- Try it -
Review the listing and copy each line that holds the word "title".

- Data for the task -
☆ ☆ ☆ ☆

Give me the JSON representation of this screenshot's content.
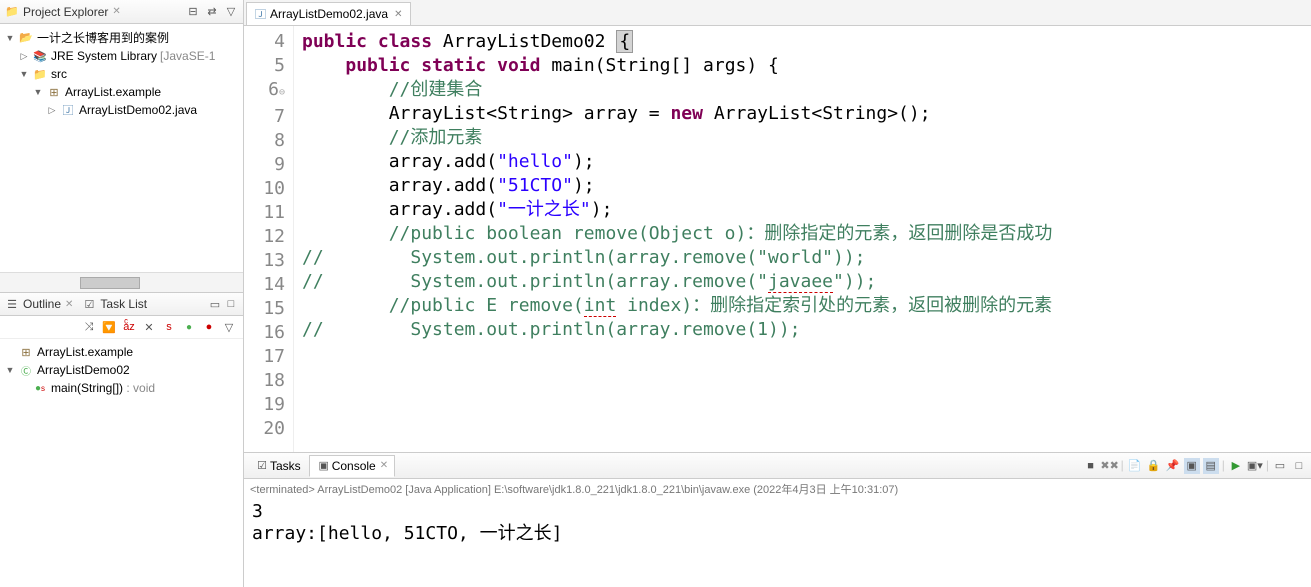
{
  "project_explorer": {
    "title": "Project Explorer",
    "root": "一计之长博客用到的案例",
    "jre": "JRE System Library",
    "jre_suffix": "[JavaSE-1",
    "src": "src",
    "package": "ArrayList.example",
    "file": "ArrayListDemo02.java"
  },
  "outline": {
    "title": "Outline",
    "task_list": "Task List",
    "package": "ArrayList.example",
    "class": "ArrayListDemo02",
    "method": "main(String[]) : void",
    "method_ret": ": void"
  },
  "editor": {
    "tab": "ArrayListDemo02.java",
    "lines": {
      "l4": "",
      "l5_public": "public",
      "l5_class": "class",
      "l5_name": "ArrayListDemo02",
      "l5_brace": "{",
      "l6_public": "public",
      "l6_static": "static",
      "l6_void": "void",
      "l6_main": "main(String[] args) {",
      "l7_cmt": "//创建集合",
      "l8_a": "ArrayList<String> array = ",
      "l8_new": "new",
      "l8_b": " ArrayList<String>();",
      "l10_cmt": "//添加元素",
      "l11_a": "array.add(",
      "l11_s": "\"hello\"",
      "l11_b": ");",
      "l12_a": "array.add(",
      "l12_s": "\"51CTO\"",
      "l12_b": ");",
      "l13_a": "array.add(",
      "l13_s": "\"一计之长\"",
      "l13_b": ");",
      "l15_a": "//public boolean remove(Object o)",
      "l15_b": "：删除指定的元素，返回删除是否成功",
      "l16": "//        System.out.println(array.remove(\"world\"));",
      "l17_a": "//        System.out.println(array.remove(\"",
      "l17_b": "javaee",
      "l17_c": "\"));",
      "l19_a": "//public E remove(",
      "l19_b": "int",
      "l19_c": " index)",
      "l19_d": "：删除指定索引处的元素，返回被删除的元素",
      "l20": "//        System.out.println(array.remove(1));"
    },
    "line_numbers": [
      "4",
      "5",
      "6",
      "7",
      "8",
      "9",
      "10",
      "11",
      "12",
      "13",
      "14",
      "15",
      "16",
      "17",
      "18",
      "19",
      "20"
    ]
  },
  "console": {
    "tasks_tab": "Tasks",
    "console_tab": "Console",
    "terminated": "<terminated> ArrayListDemo02 [Java Application] E:\\software\\jdk1.8.0_221\\jdk1.8.0_221\\bin\\javaw.exe (2022年4月3日 上午10:31:07)",
    "out1": "3",
    "out2": "array:[hello, 51CTO, 一计之长]"
  }
}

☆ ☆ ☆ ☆

- Task output -
    "title": "Project Explorer",
    "title": "Outline",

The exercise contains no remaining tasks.